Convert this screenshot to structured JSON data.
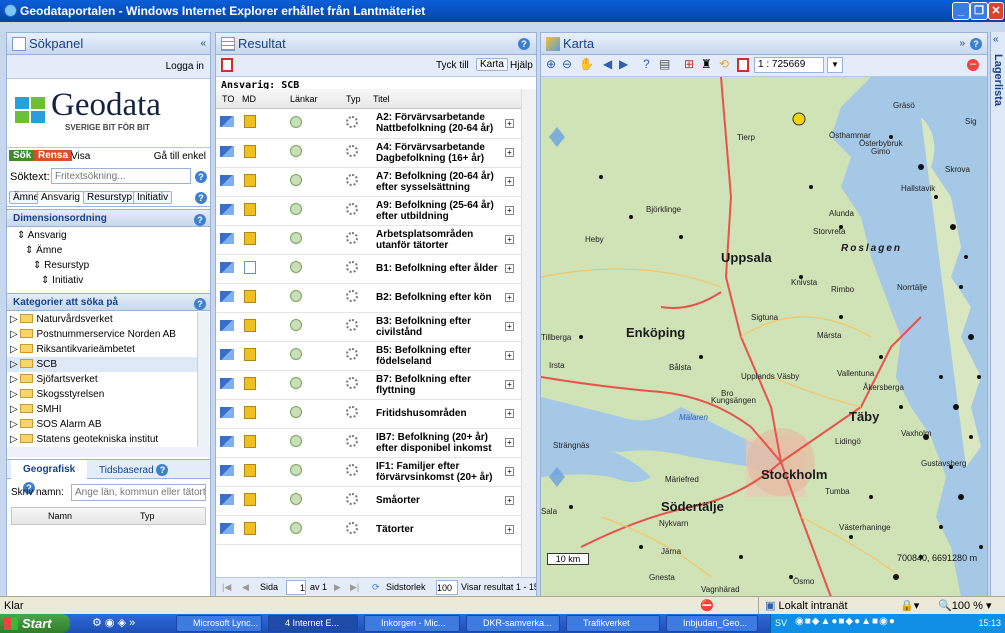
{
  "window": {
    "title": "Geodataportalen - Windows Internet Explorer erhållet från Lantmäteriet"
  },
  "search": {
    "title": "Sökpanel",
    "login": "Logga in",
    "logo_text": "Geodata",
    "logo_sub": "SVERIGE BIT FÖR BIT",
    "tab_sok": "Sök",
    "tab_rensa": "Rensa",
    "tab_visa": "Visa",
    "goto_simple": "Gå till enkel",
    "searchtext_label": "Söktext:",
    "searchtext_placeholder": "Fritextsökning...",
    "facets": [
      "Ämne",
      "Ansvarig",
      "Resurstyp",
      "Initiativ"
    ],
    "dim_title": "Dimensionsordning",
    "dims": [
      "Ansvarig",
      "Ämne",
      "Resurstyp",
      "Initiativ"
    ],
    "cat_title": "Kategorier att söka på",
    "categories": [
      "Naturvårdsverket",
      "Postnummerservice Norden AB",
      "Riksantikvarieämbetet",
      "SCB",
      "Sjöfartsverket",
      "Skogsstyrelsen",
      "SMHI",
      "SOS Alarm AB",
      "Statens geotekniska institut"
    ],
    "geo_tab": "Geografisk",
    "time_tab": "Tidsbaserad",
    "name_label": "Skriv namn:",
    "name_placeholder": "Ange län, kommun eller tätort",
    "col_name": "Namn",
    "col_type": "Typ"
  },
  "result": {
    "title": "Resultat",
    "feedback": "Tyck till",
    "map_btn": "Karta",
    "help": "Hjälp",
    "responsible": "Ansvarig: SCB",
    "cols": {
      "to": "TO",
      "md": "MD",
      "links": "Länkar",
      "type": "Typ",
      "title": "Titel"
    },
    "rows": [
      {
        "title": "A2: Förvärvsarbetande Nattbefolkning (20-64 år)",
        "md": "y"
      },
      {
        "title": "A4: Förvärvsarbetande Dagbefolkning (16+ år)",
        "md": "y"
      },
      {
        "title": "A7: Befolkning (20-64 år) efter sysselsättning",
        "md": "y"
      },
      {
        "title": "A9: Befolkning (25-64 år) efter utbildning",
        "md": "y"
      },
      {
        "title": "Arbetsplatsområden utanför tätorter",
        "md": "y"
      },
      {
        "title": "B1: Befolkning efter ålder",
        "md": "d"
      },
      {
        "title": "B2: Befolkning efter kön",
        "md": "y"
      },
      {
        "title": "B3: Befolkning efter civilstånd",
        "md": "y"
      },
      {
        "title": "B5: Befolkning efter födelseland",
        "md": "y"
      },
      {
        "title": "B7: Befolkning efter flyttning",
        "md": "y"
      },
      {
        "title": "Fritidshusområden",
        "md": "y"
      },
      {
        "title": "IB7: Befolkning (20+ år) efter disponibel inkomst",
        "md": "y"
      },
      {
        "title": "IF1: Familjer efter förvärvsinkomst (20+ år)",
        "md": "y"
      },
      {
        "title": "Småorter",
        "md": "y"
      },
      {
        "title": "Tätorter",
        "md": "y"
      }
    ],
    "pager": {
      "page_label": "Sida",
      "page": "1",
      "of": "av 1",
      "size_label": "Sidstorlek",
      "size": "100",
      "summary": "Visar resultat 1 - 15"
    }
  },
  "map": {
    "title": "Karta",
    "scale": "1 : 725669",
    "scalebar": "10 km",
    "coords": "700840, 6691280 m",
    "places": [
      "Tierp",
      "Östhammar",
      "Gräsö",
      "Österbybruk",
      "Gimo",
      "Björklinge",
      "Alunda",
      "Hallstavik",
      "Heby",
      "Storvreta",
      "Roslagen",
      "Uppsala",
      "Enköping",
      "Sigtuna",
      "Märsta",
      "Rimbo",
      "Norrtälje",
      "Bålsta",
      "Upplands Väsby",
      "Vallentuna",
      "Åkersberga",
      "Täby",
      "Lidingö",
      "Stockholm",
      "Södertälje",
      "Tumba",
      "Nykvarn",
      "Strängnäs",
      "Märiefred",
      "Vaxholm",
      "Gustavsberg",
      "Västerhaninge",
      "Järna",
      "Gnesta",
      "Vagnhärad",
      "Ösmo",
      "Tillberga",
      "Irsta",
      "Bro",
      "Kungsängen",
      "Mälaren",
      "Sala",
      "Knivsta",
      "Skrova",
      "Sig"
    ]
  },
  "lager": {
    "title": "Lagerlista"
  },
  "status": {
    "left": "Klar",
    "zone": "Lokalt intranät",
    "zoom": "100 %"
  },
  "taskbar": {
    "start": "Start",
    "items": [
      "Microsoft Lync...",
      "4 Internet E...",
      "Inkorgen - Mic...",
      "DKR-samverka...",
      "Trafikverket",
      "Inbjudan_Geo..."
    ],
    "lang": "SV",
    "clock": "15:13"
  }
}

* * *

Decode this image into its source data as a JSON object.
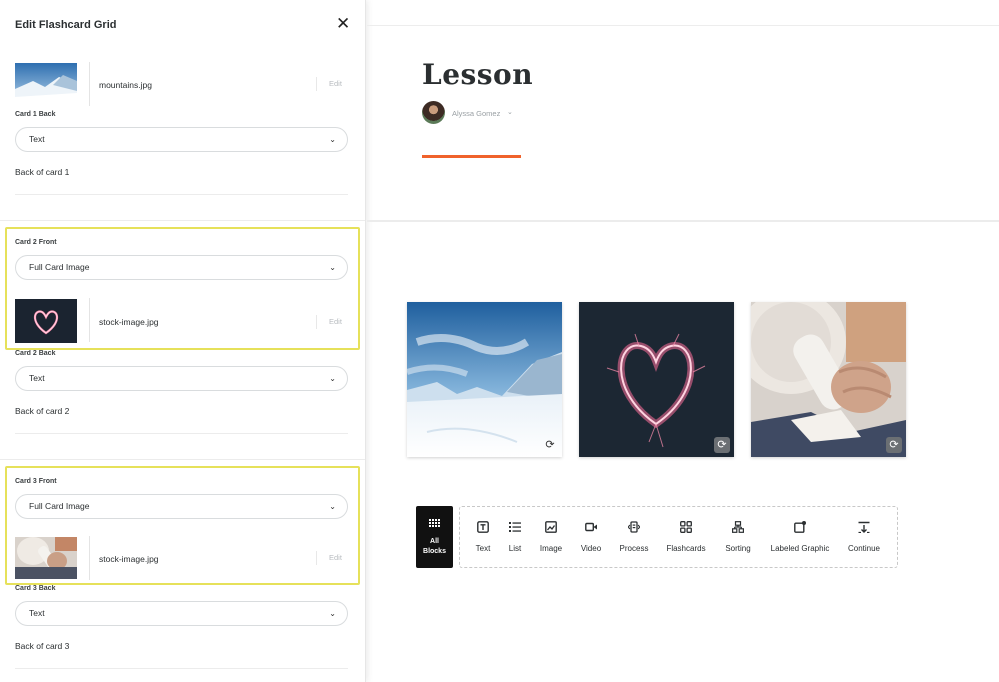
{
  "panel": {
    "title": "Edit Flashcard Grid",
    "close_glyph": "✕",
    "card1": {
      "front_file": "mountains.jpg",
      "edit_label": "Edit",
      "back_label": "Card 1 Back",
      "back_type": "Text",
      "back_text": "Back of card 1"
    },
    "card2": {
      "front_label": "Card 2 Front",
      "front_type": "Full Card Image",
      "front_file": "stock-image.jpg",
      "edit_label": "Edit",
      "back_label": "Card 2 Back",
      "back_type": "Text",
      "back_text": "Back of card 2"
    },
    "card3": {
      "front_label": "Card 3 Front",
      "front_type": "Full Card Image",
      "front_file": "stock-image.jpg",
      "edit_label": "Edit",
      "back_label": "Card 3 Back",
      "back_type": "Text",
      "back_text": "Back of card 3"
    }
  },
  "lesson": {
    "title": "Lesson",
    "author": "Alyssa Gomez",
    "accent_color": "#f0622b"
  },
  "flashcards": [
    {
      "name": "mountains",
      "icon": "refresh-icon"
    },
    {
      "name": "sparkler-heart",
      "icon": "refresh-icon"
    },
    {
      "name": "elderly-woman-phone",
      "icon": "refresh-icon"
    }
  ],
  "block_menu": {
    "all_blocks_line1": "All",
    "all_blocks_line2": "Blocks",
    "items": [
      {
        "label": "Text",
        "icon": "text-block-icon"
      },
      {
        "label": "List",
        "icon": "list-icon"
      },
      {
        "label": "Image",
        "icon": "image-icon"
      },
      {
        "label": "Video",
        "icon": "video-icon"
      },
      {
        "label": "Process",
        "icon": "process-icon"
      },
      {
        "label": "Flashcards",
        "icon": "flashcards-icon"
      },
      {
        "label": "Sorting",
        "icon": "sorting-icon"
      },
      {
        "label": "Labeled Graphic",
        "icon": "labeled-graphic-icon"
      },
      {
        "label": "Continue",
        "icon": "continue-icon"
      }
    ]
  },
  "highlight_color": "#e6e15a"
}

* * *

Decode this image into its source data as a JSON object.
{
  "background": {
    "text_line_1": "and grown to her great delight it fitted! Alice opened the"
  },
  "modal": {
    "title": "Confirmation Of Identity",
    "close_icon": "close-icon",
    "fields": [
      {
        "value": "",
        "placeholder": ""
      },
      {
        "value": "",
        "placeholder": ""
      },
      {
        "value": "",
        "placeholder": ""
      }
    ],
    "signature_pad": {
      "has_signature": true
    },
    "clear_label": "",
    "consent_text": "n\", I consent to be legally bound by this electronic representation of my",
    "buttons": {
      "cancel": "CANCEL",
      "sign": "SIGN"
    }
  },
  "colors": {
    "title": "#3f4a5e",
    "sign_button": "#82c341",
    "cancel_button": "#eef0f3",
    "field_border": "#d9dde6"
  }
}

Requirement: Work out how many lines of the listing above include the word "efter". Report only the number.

Written reply: 9